Join top experts, leaders and pioneers from international organizations, public authorities, insurance and health services, the pharmaceutical and food industry, science, and civil society exploring innovative pathways of global integrative health risk management through the One Health perspective. Do not miss this opportunity for networking, experience exchange and the acquisition of first-hand information and join the keynote lectures, panel debates, special sessions, as well as a poster exhibition.

Global Health – New Challenges in Times of Global Change

In an era of rapid global change - characterised by the depletion of natural resource, energy and food insecurity, land degradation and drought, natural, environmental and technological disasters or the loss of biodiversity and ecosystem services - public health is globally faced with complex new risks. Modern lifestyle choices, for example, are observed to trigger asthma and cardiovascular diseases and increased allergies. Other prominent examples are given by emerging zoonoses such as the avian and, more recently, the so-called swine influenza, which demonstrate pathogen interference between human beings, livestock and wildlife. Climate change will further influence vector-borne diseases. The use of soya, corn and maize for increased meat and biofuel production increases the price for staple food, and furthermore leads to food insecurities, malnutrition and hunger, even up to political instabilities in resource limited countries. Economic and urban growth, resource depletion, and losses in biodiversity and ecosystem goods and services deeply change the interaction patterns between human civilization, livestock and wildlife. These challenges constitute a serious threat to global sustainability and prosperity.

The One Health Approach – Call for Cooperation

Conjoint health related trajectories, as outlined above, must, however, not only have negative effects as they also offer ample opportunities for combating multiple threats at the direct intersect of human, animal and environmental health, food safety and security. For instance, cancer triggered by environmental pollution might be detected at an early stage via animal health monitoring, as oncological cells spread at a higher speed in an animal's body with lower life expectancy than a human being's. Given the interwoven nature of human, animal and environmental health, medical doctors, veterinarians, environmental scientists, farmers as well as experts on food and pharmaceutical production have information beneficial and complementary to the knowledge of the others to share. A growing community of experts thus argues that today's health issues require to be dealt with from a holistic "One Health" perspective that acknowledges the systemic interconnections of human, animal and ecosystem health as an integrative management of risks and opportunities and especially engages the pharmaceutical and food industry.

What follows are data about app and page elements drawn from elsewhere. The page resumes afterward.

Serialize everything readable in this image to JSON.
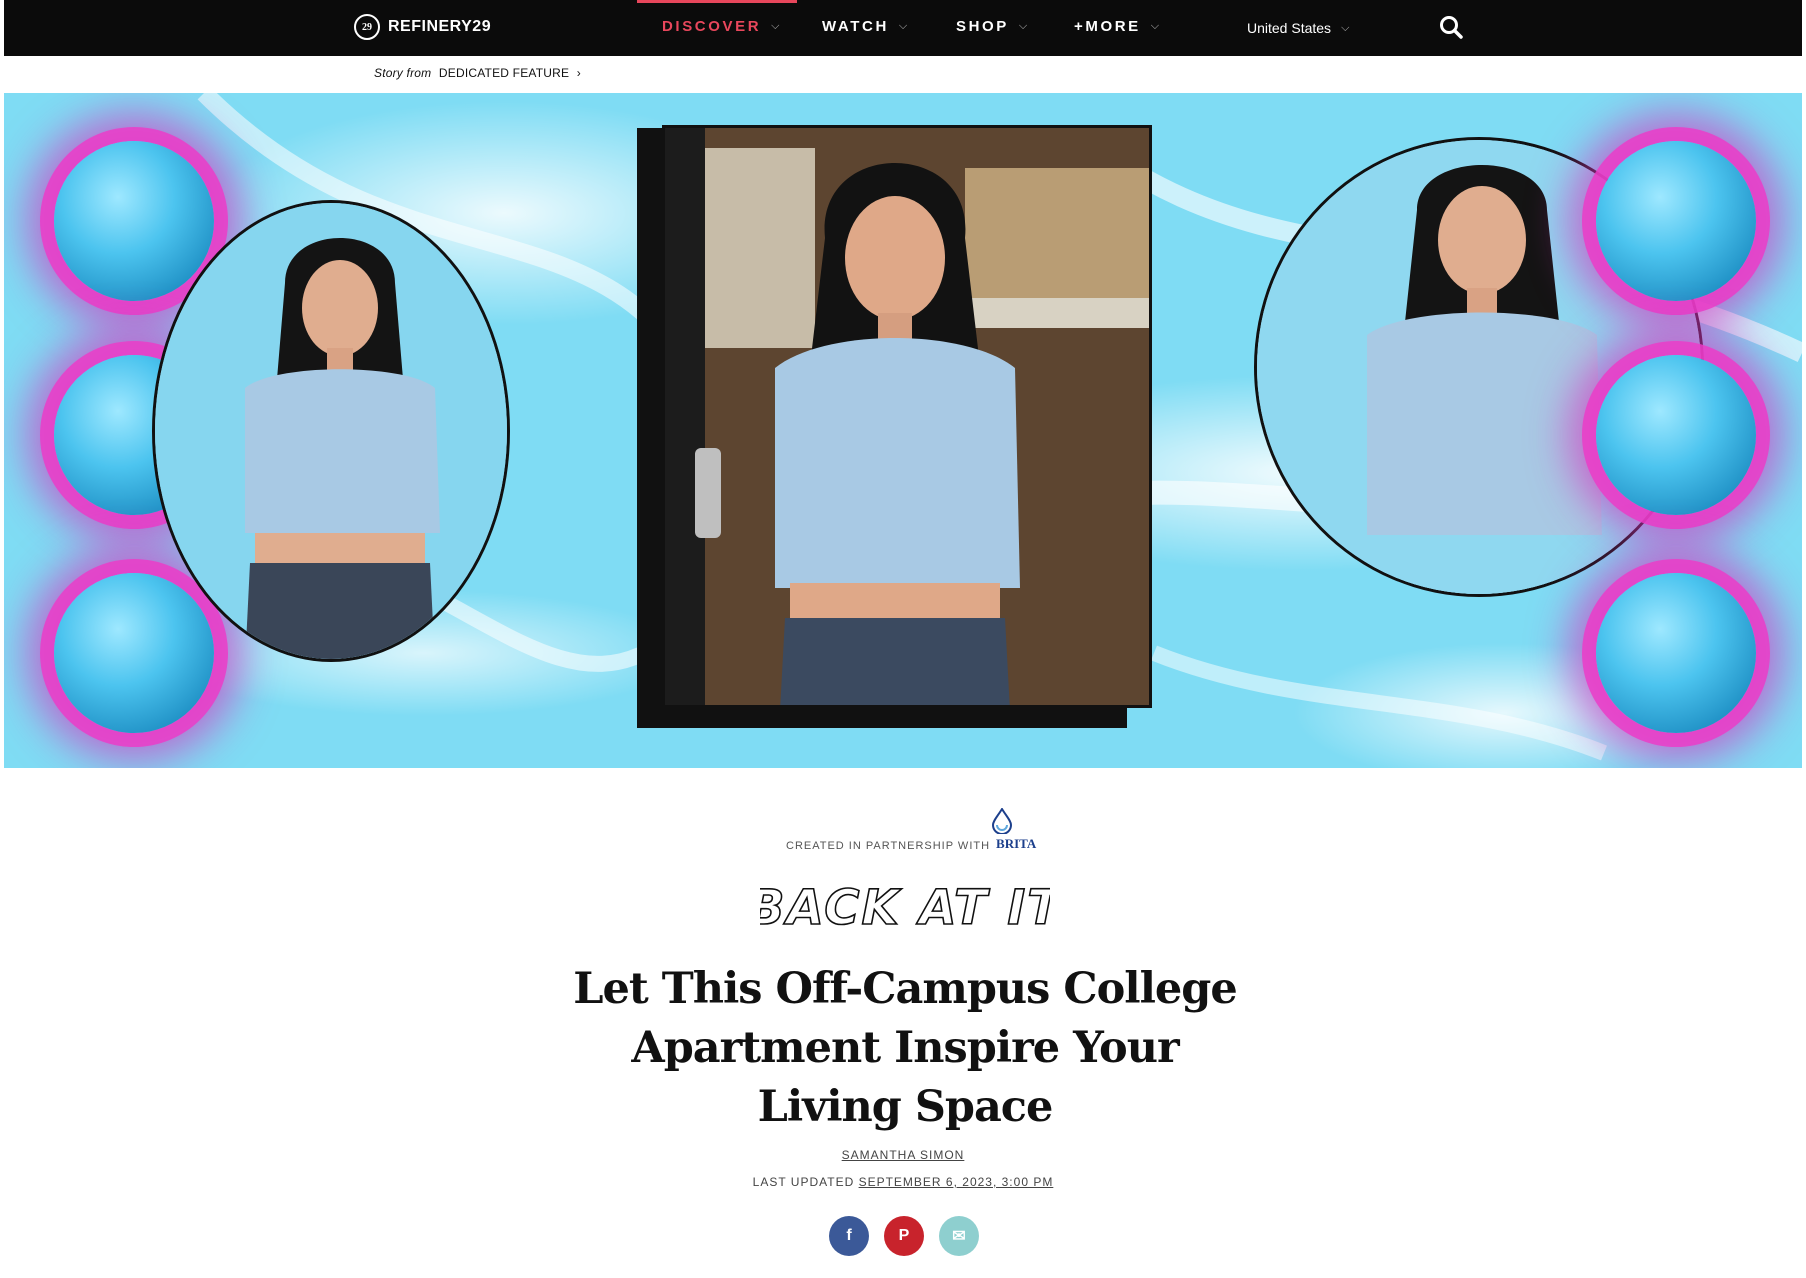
{
  "nav": {
    "logo_text": "REFINERY29",
    "logo_mark": "29",
    "items": [
      {
        "label": "DISCOVER",
        "active": true
      },
      {
        "label": "WATCH",
        "active": false
      },
      {
        "label": "SHOP",
        "active": false
      },
      {
        "label": "+MORE",
        "active": false
      }
    ],
    "country": "United States",
    "chevron": "⌵",
    "accent_color": "#e8475c"
  },
  "story": {
    "prefix": "Story from",
    "section": "DEDICATED FEATURE",
    "arrow": "›"
  },
  "article": {
    "partner_prefix": "CREATED IN PARTNERSHIP WITH",
    "partner_brand": "BRITA",
    "series_title": "BACK AT IT",
    "headline": "Let This Off-Campus College Apartment Inspire Your Living Space",
    "author": "SAMANTHA SIMON",
    "updated_label": "LAST UPDATED",
    "updated_date": "SEPTEMBER 6, 2023, 3:00 PM"
  },
  "share": [
    {
      "name": "facebook",
      "glyph": "f",
      "color": "#3b5998"
    },
    {
      "name": "pinterest",
      "glyph": "P",
      "color": "#c8232c"
    },
    {
      "name": "email",
      "glyph": "✉",
      "color": "#8ecfcf"
    }
  ],
  "icons": {
    "search": "search-icon",
    "logo": "refinery29-logo-icon",
    "brita_drop": "brita-drop-icon"
  }
}
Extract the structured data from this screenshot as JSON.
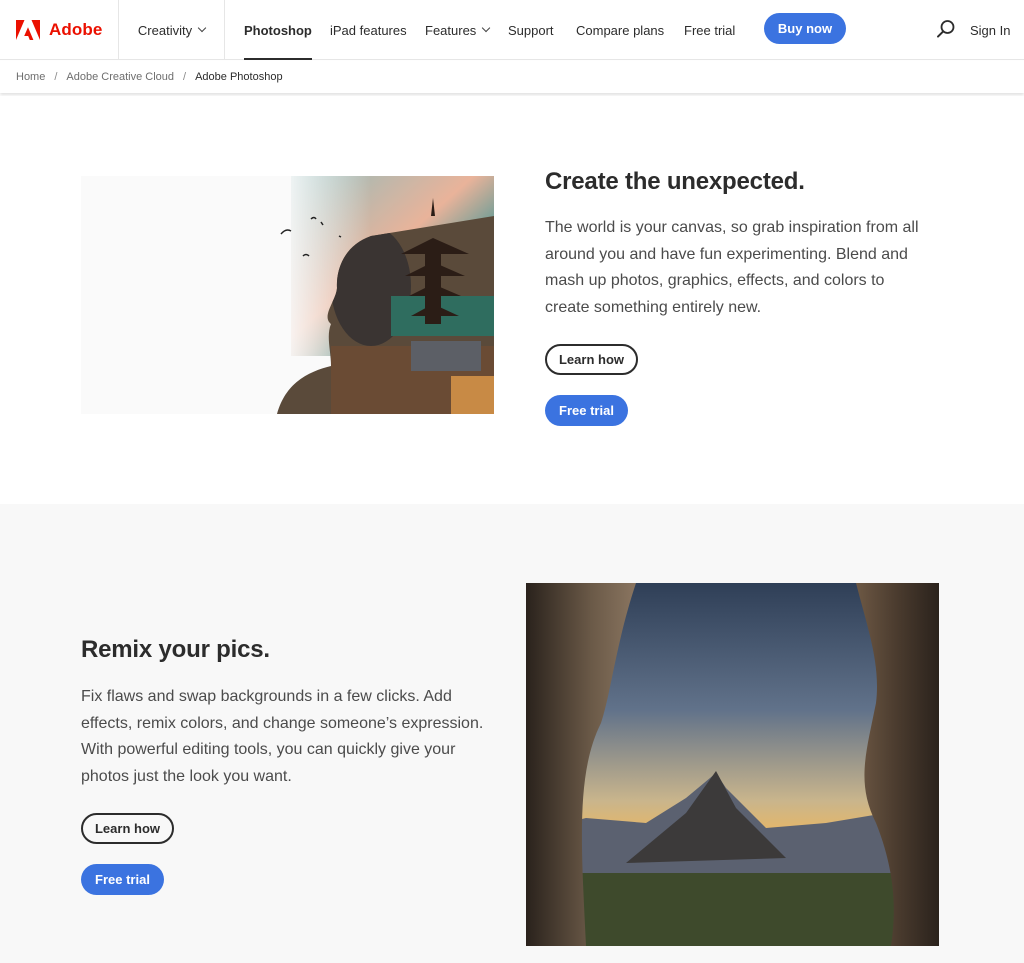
{
  "header": {
    "logo_text": "Adobe",
    "creativity_label": "Creativity",
    "nav": [
      {
        "label": "Photoshop",
        "active": true
      },
      {
        "label": "iPad features"
      },
      {
        "label": "Features",
        "dropdown": true
      },
      {
        "label": "Support"
      },
      {
        "label": "Compare plans"
      },
      {
        "label": "Free trial"
      }
    ],
    "buy_now_label": "Buy now",
    "search_icon": "search-icon",
    "sign_in_label": "Sign In",
    "brand_color": "#eb1000",
    "accent_color": "#3b73e0"
  },
  "breadcrumb": {
    "items": [
      "Home",
      "Adobe Creative Cloud",
      "Adobe Photoshop"
    ],
    "separator": "/"
  },
  "sections": [
    {
      "title": "Create the unexpected.",
      "body": "The world is your canvas, so grab inspiration from all around you and have fun experimenting. Blend and mash up photos, graphics, effects, and colors to create something entirely new.",
      "learn_label": "Learn how",
      "trial_label": "Free trial",
      "image": "double-exposure portrait with pagoda"
    },
    {
      "title": "Remix your pics.",
      "body": "Fix flaws and swap backgrounds in a few clicks. Add effects, remix colors, and change someone’s expression. With powerful editing tools, you can quickly give your photos just the look you want.",
      "learn_label": "Learn how",
      "trial_label": "Free trial",
      "image": "mountain view through cave opening"
    }
  ]
}
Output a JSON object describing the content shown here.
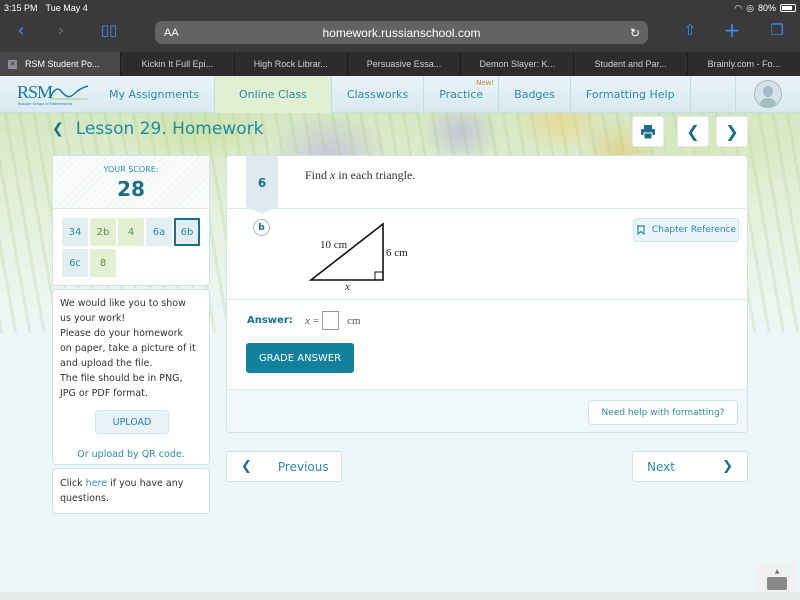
{
  "status_bar": {
    "time": "3:15 PM",
    "date": "Tue May 4",
    "battery": "80%"
  },
  "browser": {
    "url": "homework.russianschool.com",
    "text_size_label": "AA",
    "tabs": [
      {
        "label": "RSM Student Po...",
        "active": true
      },
      {
        "label": "Kickin It Full Epi..."
      },
      {
        "label": "High Rock Librar..."
      },
      {
        "label": "Persuasive Essa..."
      },
      {
        "label": "Demon Slayer: K..."
      },
      {
        "label": "Student and Par..."
      },
      {
        "label": "Brainly.com - Fo..."
      }
    ]
  },
  "site_nav": {
    "logo_text": "RSM",
    "logo_subtitle": "Russian School of Mathematics",
    "items": [
      {
        "label": "My Assignments"
      },
      {
        "label": "Online Class",
        "active": true
      },
      {
        "label": "Classworks"
      },
      {
        "label": "Practice",
        "badge": "New!"
      },
      {
        "label": "Badges"
      },
      {
        "label": "Formatting Help"
      }
    ]
  },
  "lesson": {
    "title": "Lesson 29. Homework"
  },
  "score": {
    "label": "YOUR SCORE:",
    "value": "28",
    "questions": [
      {
        "label": "34",
        "state": "default"
      },
      {
        "label": "2b",
        "state": "green"
      },
      {
        "label": "4",
        "state": "green"
      },
      {
        "label": "6a",
        "state": "default"
      },
      {
        "label": "6b",
        "state": "current"
      },
      {
        "label": "6c",
        "state": "default"
      },
      {
        "label": "8",
        "state": "green"
      }
    ]
  },
  "upload": {
    "text": "We would like you to show us your work! Please do your homework on paper, take a picture of it and upload the file. The file should be in PNG, JPG or PDF format.",
    "lines": [
      "We would like you to show",
      "us your work!",
      "Please do your homework",
      "on paper, take a picture of it",
      "and upload the file.",
      "The file should be in PNG,",
      "JPG or PDF format."
    ],
    "button": "UPLOAD",
    "qr_link": "Or upload by QR code."
  },
  "help": {
    "prefix": "Click ",
    "link": "here",
    "suffix": " if you have any questions."
  },
  "problem": {
    "number": "6",
    "prompt_pre": "Find ",
    "prompt_var": "x",
    "prompt_post": " in each triangle.",
    "part": "b",
    "triangle": {
      "hypotenuse": "10 cm",
      "leg": "6 cm",
      "base": "x"
    },
    "chapter_reference": "Chapter Reference",
    "answer_label": "Answer:",
    "answer_var": "x",
    "answer_eq": "=",
    "answer_value": "",
    "answer_unit": "cm",
    "grade_button": "GRADE ANSWER",
    "formatting_help": "Need help with formatting?"
  },
  "pager": {
    "previous": "Previous",
    "next": "Next"
  }
}
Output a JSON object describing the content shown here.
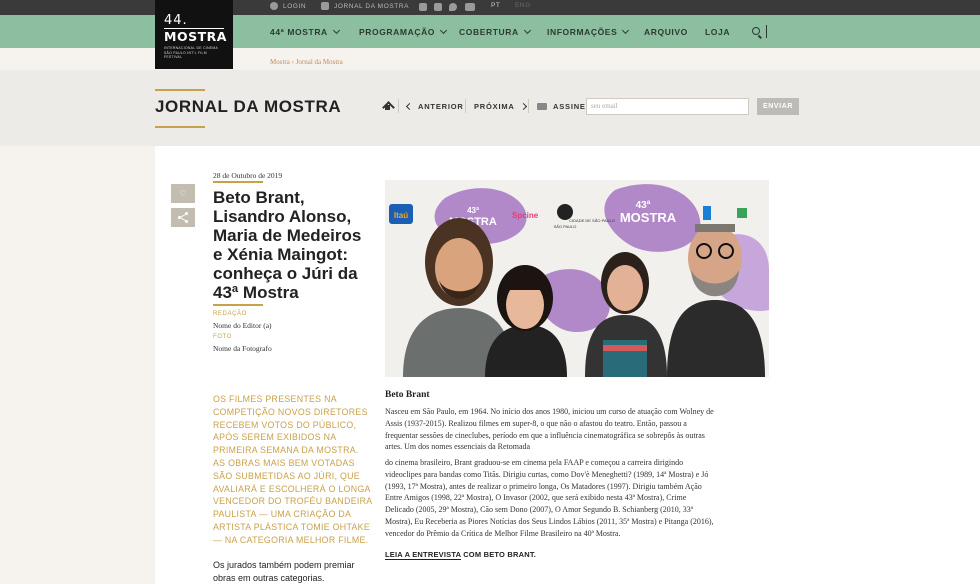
{
  "topbar": {
    "login": "LOGIN",
    "journal": "JORNAL DA MOSTRA",
    "lang_pt": "PT",
    "lang_eng": "ENG",
    "social": [
      "facebook-icon",
      "instagram-icon",
      "twitter-icon",
      "youtube-icon"
    ]
  },
  "logo": {
    "number": "44.",
    "brand": "MOSTRA",
    "subtitle": "INTERNACIONAL DE CINEMA SÃO PAULO INT'L FILM FESTIVAL"
  },
  "nav": {
    "items": [
      {
        "label": "44ª MOSTRA",
        "dropdown": true
      },
      {
        "label": "PROGRAMAÇÃO",
        "dropdown": true
      },
      {
        "label": "COBERTURA",
        "dropdown": true
      },
      {
        "label": "INFORMAÇÕES",
        "dropdown": true
      },
      {
        "label": "ARQUIVO",
        "dropdown": false
      },
      {
        "label": "LOJA",
        "dropdown": false
      }
    ]
  },
  "breadcrumb": "Mostra › Jornal da Mostra",
  "page_title": "JORNAL DA MOSTRA",
  "toolbar": {
    "prev_label": "ANTERIOR",
    "next_label": "PRÓXIMA",
    "subscribe_label": "ASSINE",
    "email_placeholder": "seu email",
    "send_label": "ENVIAR"
  },
  "article": {
    "date": "28 de Outubro de 2019",
    "title": "Beto Brant, Lisandro Alonso, Maria de Medeiros e Xénia Maingot: conheça o Júri da 43ª Mostra",
    "editor_label": "REDAÇÃO",
    "editor_name": "Nome do Editor (a)",
    "photo_label": "FOTO",
    "photo_name": "Nome da Fotografo",
    "lead": "OS FILMES PRESENTES NA COMPETIÇÃO NOVOS DIRETORES RECEBEM VOTOS DO PÚBLICO, APÓS SEREM EXIBIDOS NA PRIMEIRA SEMANA DA MOSTRA. AS OBRAS MAIS BEM VOTADAS SÃO SUBMETIDAS AO JÚRI, QUE AVALIARÁ E ESCOLHERÁ O LONGA VENCEDOR DO TROFÉU BANDEIRA PAULISTA — UMA CRIAÇÃO DA ARTISTA PLÁSTICA TOMIE OHTAKE— NA CATEGORIA MELHOR FILME.",
    "lead_2": "Os jurados também podem premiar obras em outras categorias.",
    "photo_texts": {
      "sponsor": "Itaú",
      "mostra_num": "43ª",
      "mostra_word": "MOSTRA",
      "mostra_sub": "INTERNACIONAL DE CINEMA • SÃO PAULO INT'L FILM FESTIVAL",
      "spcine": "Spcine",
      "sao_paulo": "SÃO PAULO",
      "cidade": "CIDADE DE SÃO PAULO"
    },
    "section_head": "Beto Brant",
    "paragraph_1": "Nasceu em São Paulo, em 1964. No início dos anos 1980, iniciou um curso de atuação com Wolney de Assis (1937-2015). Realizou filmes em super-8, o que não o afastou do teatro. Então, passou a frequentar sessões de cineclubes, período em que a influência cinematográfica se sobrepôs às outras artes. Um dos nomes essenciais da Retomada",
    "paragraph_2": "do cinema brasileiro, Brant graduou-se em cinema pela FAAP e começou a carreira dirigindo videoclipes para bandas como Titãs. Dirigiu curtas, como Dov'è Meneghetti? (1989, 14ª Mostra) e Jó (1993, 17ª Mostra), antes de realizar o primeiro longa, Os Matadores (1997). Dirigiu também Ação Entre Amigos (1998, 22ª Mostra), O Invasor (2002, que será exibido nesta 43ª Mostra), Crime Delicado (2005, 29ª Mostra), Cão sem Dono (2007), O Amor Segundo B. Schianberg (2010, 33ª Mostra), Eu Receberia as Piores Notícias dos Seus Lindos Lábios (2011, 35ª Mostra) e Pitanga (2016), vencedor do Prêmio da Crítica de Melhor Filme Brasileiro na 40ª Mostra.",
    "read_more_link": "LEIA A ENTREVISTA",
    "read_more_rest": " COM BETO BRANT."
  },
  "colors": {
    "nav_green": "#8bbf9f",
    "accent_gold": "#c9a14a",
    "topbar_dark": "#3a3a3a",
    "backdrop_purple": "#b189c9"
  }
}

Combining One Health and Integrative Risk Management

The Global Risk Forum GRF Davos actively promotes and fosters a multi-hazards and multi-disciplines approach for enhanced and overall risk reduction and crisis management that integrates prevention, intervention and recovery measures along the whole risk cycle. The One Health approach as outlined above asks for more, better and closer cooperation between the many actors and agents in these fields, and aims to strengthen an integrative risk management approach to save lives and livelihoods, improve public health and reduce costs. Only an integrative and holistic strategy and methodology will provide added value and allow for sustainably managing today's manifold, complex and interdependent risks opposed to health and welfare.

GRF One Health Summit 2012 – Towards the “Davos One Health Action Plan”

The envisaged outcomes of the GRF One Health Summit 2012 are to further explore, advance and agree on the need for a global integrative One Health approach, to advocate and mobilize resources for closer cooperation between regions, disciplines, sectors and the growing variety of stakeholders, to investigate the need for a global subsidiarity principle and to promote enhanced PPP-models. The conference shall end by approving the Davos One Health Action Plan, which shall pinpoint ways on how to achieve added value by multi-sectorial and multi-stakeholder cooperation.


Promenade 92